Back in 1949 the FCC implemented a rule known as the "Fairness Doctrine." The goal was to insure that stations provided fair and balanced coverage to all issues, especially politics. It was abolished in 1987.
Regardless of the rule, bias has always been present in the media. You can trace it back to the beginning of the printed word. Newspapers have done editorials for years, and now stations and networks do it in a back door manner.
These days viewers often choose their news provider based on the political slant rather than the quality of the product. It's sad that it has come to this, as most journalists try to be objective and fair. In many cases the slant of a network or station is the decision of management, and you have to follow the leader or you're out of a job.
Even though the Doctrine was abolished nearly a quarter century ago, it doesn't mean you as a journalist have to throw the rules of journalism 101 out the window. We're all opinionated, and most news people have strong feelings one way or the other about politics or social issues. But you have to check your opinions at the door and do your best to be fair. And trust me, when you get a reputation as a reporter who is fair, you get the respect that goes with it. Show the world you're biased, and you're killing one half of your audience and almost all of the trust factor.
With that in mind, and with the 2012 elections just around the corner, here are the rules for the new Fairness Doctrine.
-I will never let my opinion be part of any story.
-I will treat all candidates fairly.
-I will not lob softball questions at candidates I like, nor "gotcha" questions at candidates I dislike.
-I will not slant my questions to let the viewer know how I feel. Questions should not begin with, "With all due respect" or "But don't you really think" because those telegraph the fact that I do not agree with the candidate.
-I will not ask questions so totally obscure that I would have to look them up myself. Those are "gotcha" questions.
-I will not commit "bias by omission." That means I will not leave out a part of the story that I do not personally like, that would hurt a candidate I like or help a candidate I don't like.
-I will keep my political and social opinions to myself in the newsroom and out in public.
-I will not shoot video or edit my story in a way that makes a candidate look bad. If I am a producer, I will not use an unflattering still frame of a candidate I do not like. If I am a photographer or one-man-band, I will light and shoot my interviews in a professional manner.
-I will not use sound bites or b-roll of the most extreme followers of a candidate in an effort to show that the entire group is made up of extremists.
-I will not treat female candidates differently than males. I will not use terms like "shrill" to describe a female candidate, nor have any opinion about a female candidate's appearance.
-I will not use opinionated terms to describe a candidate, like "popular" or "embattled."
-I will not view people whose views differ from mine as "ignorant."
-I will not let my facial expressions tell the viewers what I think. I will not roll my eyes during a sound bite about which I disagree, nor nod my head during one I agree with.
-I will not edit in such a way that things are taken out of context, or in a way that the viewer does not get the entire story.
-On election night, I will have a poker face.
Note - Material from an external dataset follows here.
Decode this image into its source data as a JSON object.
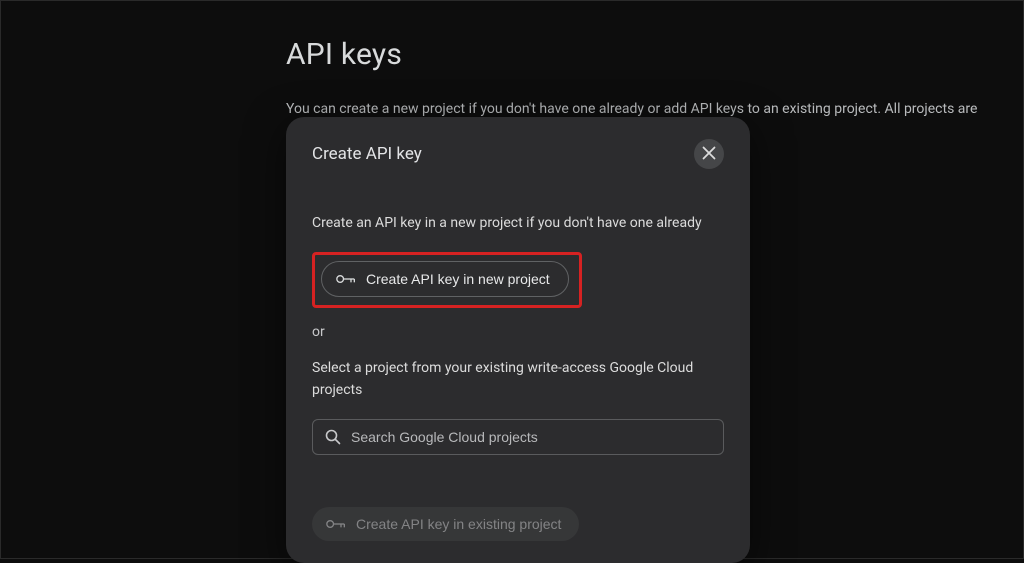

I will not look like I won the lottery if my candidate won or appear as though someone has run over my dog if my candidate lost.
-I will remember that as a journalist it is my job to tell the viewers what I know, not what I think.
TVNEWSGRAPEVINE, copyright 2011 © Randy Tatano